▶ **What is required**
I need each line of the entries below that includes the string "title".

[Element data from apps and pages]
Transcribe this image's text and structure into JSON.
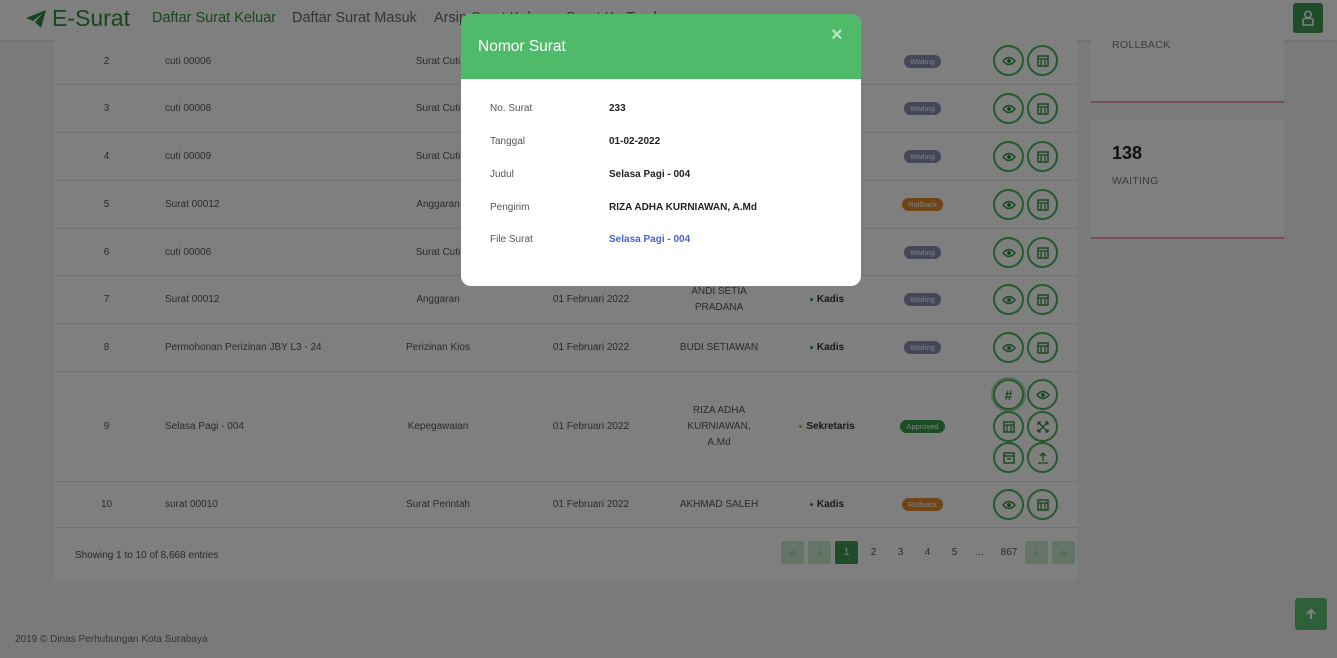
{
  "navbar": {
    "brand": "E-Surat",
    "links": [
      "Daftar Surat Keluar",
      "Daftar Surat Masuk",
      "Arsip Surat Keluar",
      "Surat Ke Tembusan"
    ]
  },
  "table": {
    "rows": [
      {
        "no": "2",
        "title": "cuti 00006",
        "category": "Surat Cuti",
        "date": "",
        "sender": "",
        "position": "",
        "status": "Waiting"
      },
      {
        "no": "3",
        "title": "cuti 00008",
        "category": "Surat Cuti",
        "date": "",
        "sender": "",
        "position": "",
        "status": "Waiting"
      },
      {
        "no": "4",
        "title": "cuti 00009",
        "category": "Surat Cuti",
        "date": "",
        "sender": "",
        "position": "",
        "status": "Waiting"
      },
      {
        "no": "5",
        "title": "Surat 00012",
        "category": "Anggaran",
        "date": "",
        "sender": "",
        "position": "",
        "status": "Rollback"
      },
      {
        "no": "6",
        "title": "cuti 00006",
        "category": "Surat Cuti",
        "date": "",
        "sender": "",
        "position": "",
        "status": "Waiting"
      },
      {
        "no": "7",
        "title": "Surat 00012",
        "category": "Anggaran",
        "date": "01 Februari 2022",
        "sender": "ANDI SETIA PRADANA",
        "position": "Kadis",
        "status": "Waiting"
      },
      {
        "no": "8",
        "title": "Permohonan Perizinan JBY L3 - 24",
        "category": "Perizinan Kios",
        "date": "01 Februari 2022",
        "sender": "BUDI SETIAWAN",
        "position": "Kadis",
        "status": "Waiting"
      },
      {
        "no": "9",
        "title": "Selasa Pagi - 004",
        "category": "Kepegawaian",
        "date": "01 Februari 2022",
        "sender": "RIZA ADHA KURNIAWAN, A.Md",
        "position": "Sekretaris",
        "status": "Approved"
      },
      {
        "no": "10",
        "title": "surat 00010",
        "category": "Surat Perintah",
        "date": "01 Februari 2022",
        "sender": "AKHMAD SALEH",
        "position": "Kadis",
        "status": "Rollback"
      }
    ],
    "showing": "Showing 1 to 10 of 8,668 entries",
    "pages": [
      "1",
      "2",
      "3",
      "4",
      "5",
      "...",
      "867"
    ]
  },
  "stats": [
    {
      "value": "",
      "label": "ROLLBACK"
    },
    {
      "value": "138",
      "label": "WAITING"
    }
  ],
  "footer": "2019 © Dinas Perhubungan Kota Surabaya",
  "modal": {
    "title": "Nomor Surat",
    "close": "×",
    "fields": [
      {
        "label": "No. Surat",
        "value": "233"
      },
      {
        "label": "Tanggal",
        "value": "01-02-2022"
      },
      {
        "label": "Judul",
        "value": "Selasa Pagi - 004"
      },
      {
        "label": "Pengirim",
        "value": "RIZA ADHA KURNIAWAN, A.Md"
      },
      {
        "label": "File Surat",
        "value": "Selasa Pagi - 004"
      }
    ]
  },
  "colors": {
    "brand": "#2e8b3e",
    "modal_header": "#4fba6a",
    "badge_waiting": "#8a8fb0",
    "badge_rollback": "#e0882a",
    "badge_approved": "#3a9a4a",
    "link": "#4a63c8"
  },
  "icons": {
    "brand": "paper-plane-icon",
    "user": "user-icon",
    "view": "eye-icon",
    "doc": "document-icon",
    "hash": "hash-icon",
    "expand": "expand-icon",
    "archive": "archive-icon",
    "upload": "upload-icon",
    "scroll_top": "arrow-up-icon"
  }
}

▶ **Task response**
        "title": "cuti 00006",
        "title": "cuti 00008",
        "title": "cuti 00009",
        "title": "Surat 00012",
        "title": "cuti 00006",
        "title": "Surat 00012",
        "title": "Permohonan Perizinan JBY L3 - 24",
        "title": "Selasa Pagi - 004",
        "title": "surat 00010",
    "title": "Nomor Surat",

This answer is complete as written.